“Brand culture” is addictive and owning the right brands has an impact on the way people perceive us. Are brands a reflection of our own identity? The clothes we wear and the products we use have been a subconscious choice in terms of a reflection of who we desire to be. By saturating ourselves with brands they gain an invisible hold and presence over our lives, controlling the image we create of ourselves. The brands we choose demonstrate a whole variety of personal qualities; our wealth,  style, interests and even profession.

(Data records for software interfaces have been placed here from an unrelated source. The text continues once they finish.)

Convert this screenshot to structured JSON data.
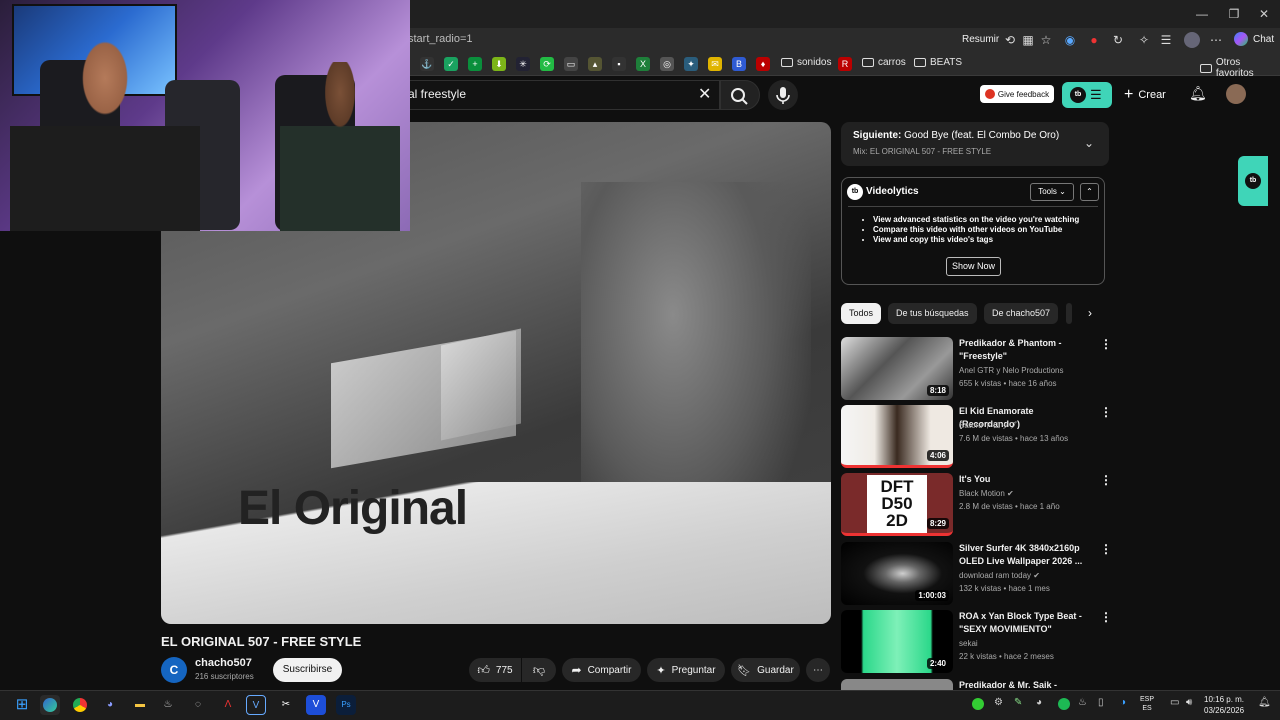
{
  "browser": {
    "url_fragment": "start_radio=1",
    "toolbar": {
      "summarize_label": "Resumir",
      "chat_label": "Chat"
    },
    "bookmarks": {
      "folder1": "sonidos",
      "folder2": "carros",
      "folder3": "BEATS",
      "other": "Otros favoritos"
    }
  },
  "header": {
    "search_query": "al freestyle",
    "feedback_label": "Give feedback",
    "create_label": "Crear"
  },
  "video": {
    "overlay_text": "El Original",
    "title": "EL ORIGINAL 507 - FREE STYLE",
    "channel": {
      "avatar_letter": "C",
      "name": "chacho507",
      "subscribers": "216 suscriptores"
    },
    "subscribe_label": "Suscribirse",
    "likes": "775",
    "share_label": "Compartir",
    "ask_label": "Preguntar",
    "save_label": "Guardar"
  },
  "up_next": {
    "prefix": "Siguiente:",
    "title": "Good Bye (feat. El Combo De Oro)",
    "mix": "Mix: EL ORIGINAL 507 - FREE STYLE"
  },
  "videolytics": {
    "logo_text": "tb",
    "title": "Videolytics",
    "tools_label": "Tools",
    "bullets": [
      "View advanced statistics on the video you're watching",
      "Compare this video with other videos on YouTube",
      "View and copy this video's tags"
    ],
    "show_now_label": "Show Now"
  },
  "chips": [
    "Todos",
    "De tus búsquedas",
    "De chacho507"
  ],
  "recommendations": [
    {
      "title_line1": "Predikador & Phantom -",
      "title_line2": "\"Freestyle\"",
      "channel": "Anel GTR y Nelo Productions",
      "meta": "655 k vistas • hace 16 años",
      "duration": "8:18"
    },
    {
      "title_line1": "El Kid Enamorate (Recordando )",
      "title_line2": "",
      "channel": "Satoru ドロップ",
      "meta": "7.6 M de vistas • hace 13 años",
      "duration": "4:06"
    },
    {
      "title_line1": "It's You",
      "title_line2": "",
      "channel": "Black Motion",
      "meta": "2.8 M de vistas • hace 1 año",
      "duration": "8:29"
    },
    {
      "title_line1": "Silver Surfer 4K 3840x2160p",
      "title_line2": "OLED Live Wallpaper 2026 ...",
      "channel": "download ram today",
      "meta": "132 k vistas • hace 1 mes",
      "duration": "1:00:03"
    },
    {
      "title_line1": "ROA x Yan Block Type Beat -",
      "title_line2": "\"SEXY MOVIMIENTO\"",
      "channel": "sekai",
      "meta": "22 k vistas • hace 2 meses",
      "duration": "2:40"
    },
    {
      "title_line1": "Predikador & Mr. Saik -",
      "title_line2": "",
      "channel": "",
      "meta": "",
      "duration": ""
    }
  ],
  "taskbar": {
    "lang_line1": "ESP",
    "lang_line2": "ES",
    "time": "10:16 p. m.",
    "date": "03/26/2026"
  },
  "colors": {
    "accent_teal": "#3fd5b8",
    "youtube_bg": "#0f0f0f",
    "chip_active": "#f1f1f1"
  }
}
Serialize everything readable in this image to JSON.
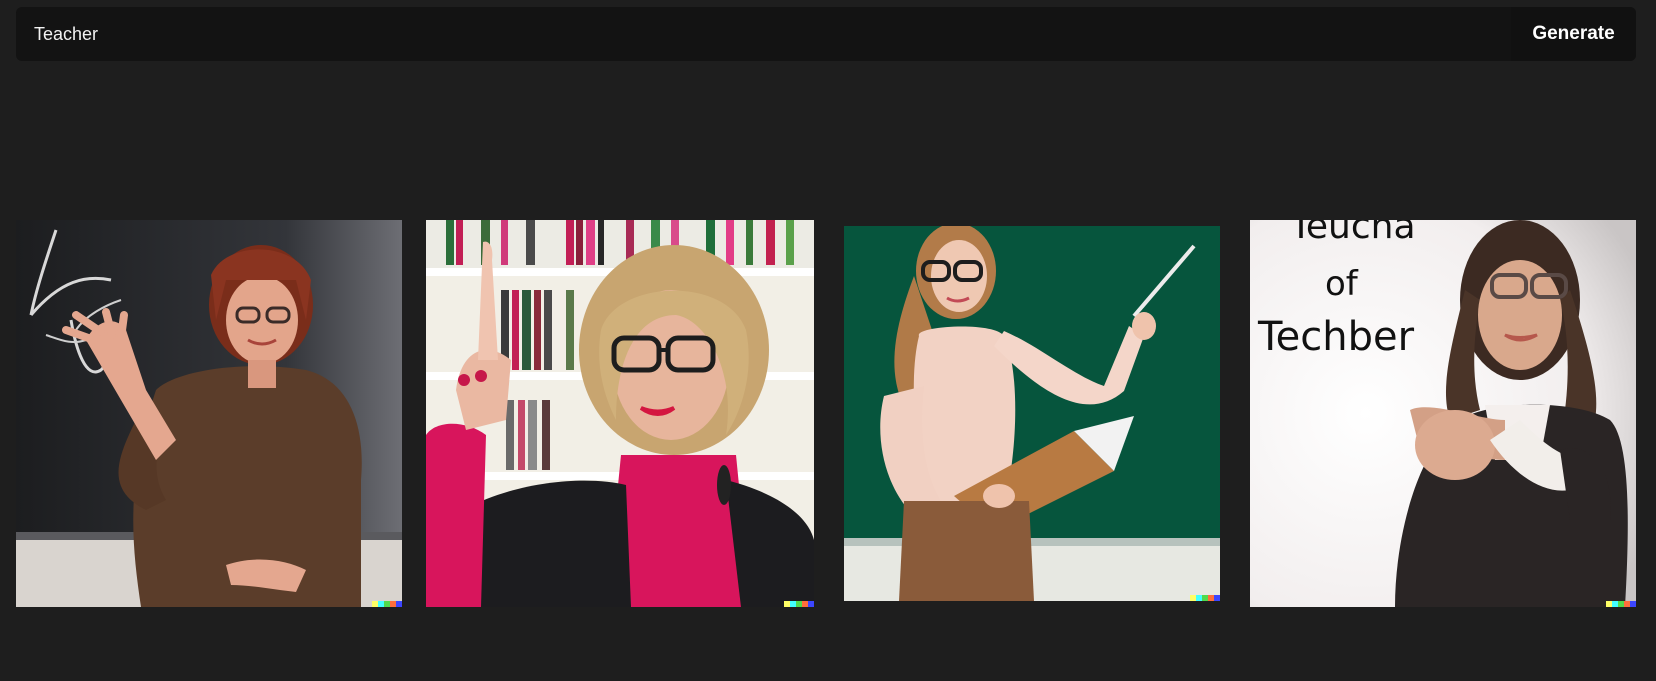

If we live in a fully branded world is there any limit as to what can be branded? Once something is branded it becomes owned by an individual or a cooperation, therefore, does it seem right that the basic human right of water should be branded and even more so sold? By branding a natural resource that everyone on earth has a right to, we create a boundary as to who can use it and unfortunately we live in a world governed by money.

Religion is based upon individual belief and personal reflection. By branding a religion we are restricting its meaning by creating universal guidelines as to what we should believe in. This goes against the foundations of religion.

I don’t think we will ever break out of the hold that brands have, our reliance is too strong but we must learn to make good decisions as to which brands we choose in terms of morals and ethics.